Our online AP French Language course is an advanced language course in which students acquire proficiencies that expand their cognitive, analytical and communicative skills. The AP French Language course prepares them for the AP French exam. It uses as its foundation the three modes of communication (Interpersonal, Interpretive and Presentational) as defined in the Standards for Foreign Language Learning in the 21st Century.
The AP® Human Geography course, designed to meet the needs of highly motivated students, is organized around the major themes of human interactions within a shared world that considers the questions, where and why. Where do people live and why or how do cultures influence human behavior? Students will study the elements of sociology, anthropology, religion, politics, economics, and psychology that help students understand how to make sense of others and themselves in a locality, region and the world. The course is offered at a college level class and will require rigorous work and effort. Students should expect to complete a variety of readings, writings, and practice exams as well as to participate in many discussions and activities. It is expected that students will take the Advanced Placement® Human Geography exam in May, as preparation for this exam is one of the major goals of the course.

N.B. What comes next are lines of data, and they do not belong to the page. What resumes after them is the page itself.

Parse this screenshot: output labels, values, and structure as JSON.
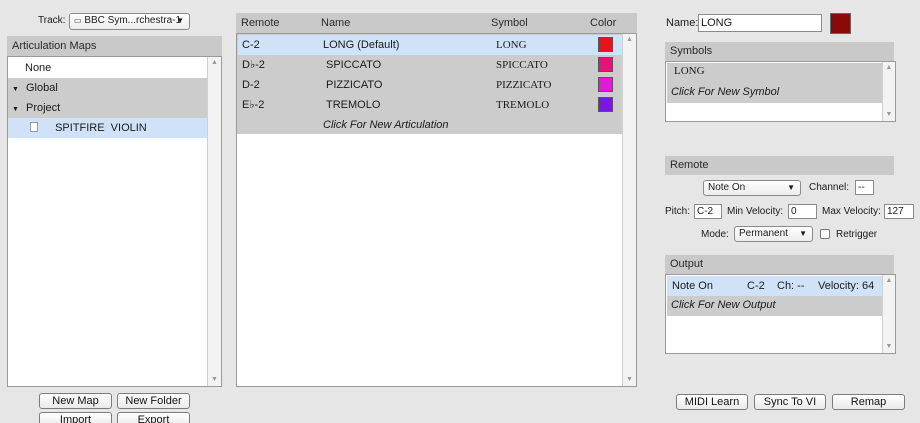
{
  "top": {
    "track_label": "Track:",
    "track_value": "BBC Sym...rchestra-1"
  },
  "maps": {
    "header": "Articulation Maps",
    "items": [
      {
        "label": "None"
      },
      {
        "label": "Global"
      },
      {
        "label": "Project"
      },
      {
        "label": "SPITFIRE  VIOLIN"
      }
    ],
    "buttons": {
      "new_map": "New Map",
      "new_folder": "New Folder",
      "import": "Import",
      "export": "Export"
    }
  },
  "articulations": {
    "columns": {
      "remote": "Remote",
      "name": "Name",
      "symbol": "Symbol",
      "color": "Color"
    },
    "rows": [
      {
        "remote": "C-2",
        "name": "LONG (Default)",
        "symbol": "LONG",
        "color": "#e8141a"
      },
      {
        "remote": "D♭-2",
        "name": "SPICCATO",
        "symbol": "SPICCATO",
        "color": "#e8127a"
      },
      {
        "remote": "D-2",
        "name": "PIZZICATO",
        "symbol": "PIZZICATO",
        "color": "#e21ad8"
      },
      {
        "remote": "E♭-2",
        "name": "TREMOLO",
        "symbol": "TREMOLO",
        "color": "#7a17e6"
      }
    ],
    "new_row": "Click For New Articulation"
  },
  "inspector": {
    "name_label": "Name:",
    "name_value": "LONG",
    "name_color": "#8a0a0a",
    "symbols_header": "Symbols",
    "symbol_value": "LONG",
    "new_symbol": "Click For New Symbol",
    "remote_header": "Remote",
    "remote_type": "Note On",
    "channel_label": "Channel:",
    "channel_value": "--",
    "pitch_label": "Pitch:",
    "pitch_value": "C-2",
    "min_vel_label": "Min Velocity:",
    "min_vel_value": "0",
    "max_vel_label": "Max Velocity:",
    "max_vel_value": "127",
    "mode_label": "Mode:",
    "mode_value": "Permanent",
    "retrigger_label": "Retrigger",
    "output_header": "Output",
    "output_type": "Note On",
    "output_pitch": "C-2",
    "output_channel": "Ch: --",
    "output_velocity": "Velocity: 64",
    "new_output": "Click For New Output"
  },
  "bottom_buttons": {
    "midi_learn": "MIDI Learn",
    "sync": "Sync To VI",
    "remap": "Remap"
  },
  "colors": {
    "selected_row": "#cfe2f8",
    "header_gray": "#c9c9c9",
    "panel_gray": "#cccccc"
  }
}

This course is designed to give the student an understanding of music theory, sight reading, and aural skills that is equivalent to that of a first-year college music student. It is also designed with the explicit purpose of preparing the student for the AP® Exam in Music Theory. The course content and presentation will adhere to the guidelines set forth by the College Board in the Music Theory Course Description.

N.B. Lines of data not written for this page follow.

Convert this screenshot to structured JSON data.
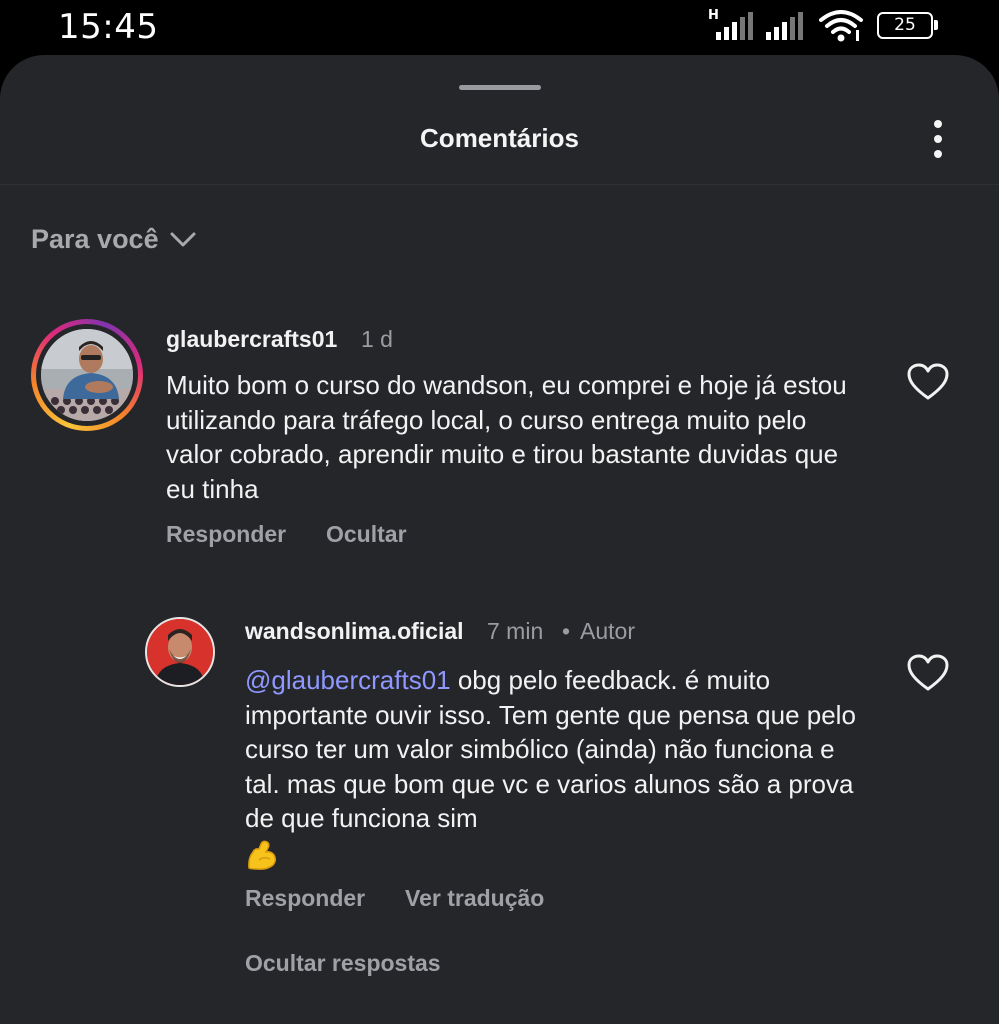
{
  "status_bar": {
    "time": "15:45",
    "network_type": "H",
    "battery": "25",
    "icons": [
      "signal-icon",
      "signal-icon",
      "wifi-icon",
      "battery-icon"
    ]
  },
  "sheet": {
    "title": "Comentários",
    "sort_label": "Para você",
    "icons": [
      "more-vertical-icon",
      "chevron-down-icon"
    ]
  },
  "comments": [
    {
      "username": "glaubercrafts01",
      "time": "1 d",
      "text": "Muito bom o curso do wandson, eu comprei e hoje já estou utilizando para tráfego local, o curso entrega muito pelo valor cobrado, aprendir muito e tirou bastante duvidas que eu tinha",
      "actions": [
        "Responder",
        "Ocultar"
      ]
    }
  ],
  "replies": [
    {
      "username": "wandsonlima.oficial",
      "time": "7 min",
      "separator": "•",
      "badge": "Autor",
      "mention": "@glaubercrafts01",
      "text": " obg pelo feedback. é muito importante ouvir isso. Tem gente que pensa que pelo curso ter um valor simbólico (ainda) não funciona e tal. mas que bom que vc e varios alunos são a prova de que funciona sim",
      "actions": [
        "Responder",
        "Ver tradução"
      ]
    }
  ],
  "hide_replies_label": "Ocultar respostas",
  "colors": {
    "sheet_bg": "#25262a",
    "mention": "#8e98ff",
    "secondary_text": "#9b9ca1"
  }
}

This Advanced Placement® Physics Course is equivalent to a full-year introductory college-level course, for scientists and engineers, which introduces the main principles of Mechanics and Electricity & Magnetism. The rigor and pace of this course is consistent with that of many major colleges and universities, and will prepare students for the two-part Advanced Placement® Examination in May on 1) Mechanics and 2) Electricity and Magnetism.
This Advanced Placement® Physics 1 Course is equivalent to a first semester, algebra-based, Introductory Physics college-level course. The rigor and pace of this course is consistent with that of many major colleges and universities, and will prepare you for the Advanced Placement® Examination in May. Upon successful completion of the exam, you may receive college credit and you will be well-prepared for additional advanced physics coursework.
This is a college level history course designed to meet the needs of highly motivated students who have a strong interest and ability in history. The program prepares students for intermediate and advanced college courses by making demands upon them equivalent to those made by full-year introductory college courses. The student is expected to read and analyze both primary and secondary source materials and to demonstrate ability to interpret and evaluate these sources in essay form. Students will take the Advanced Placement® World History exam in May, as preparation for this exam is a major goal of this course. Therefore, the course is content driven with heavy emphasis on written critical analysis. Extensive reading writing and class discussions are integral components of the program.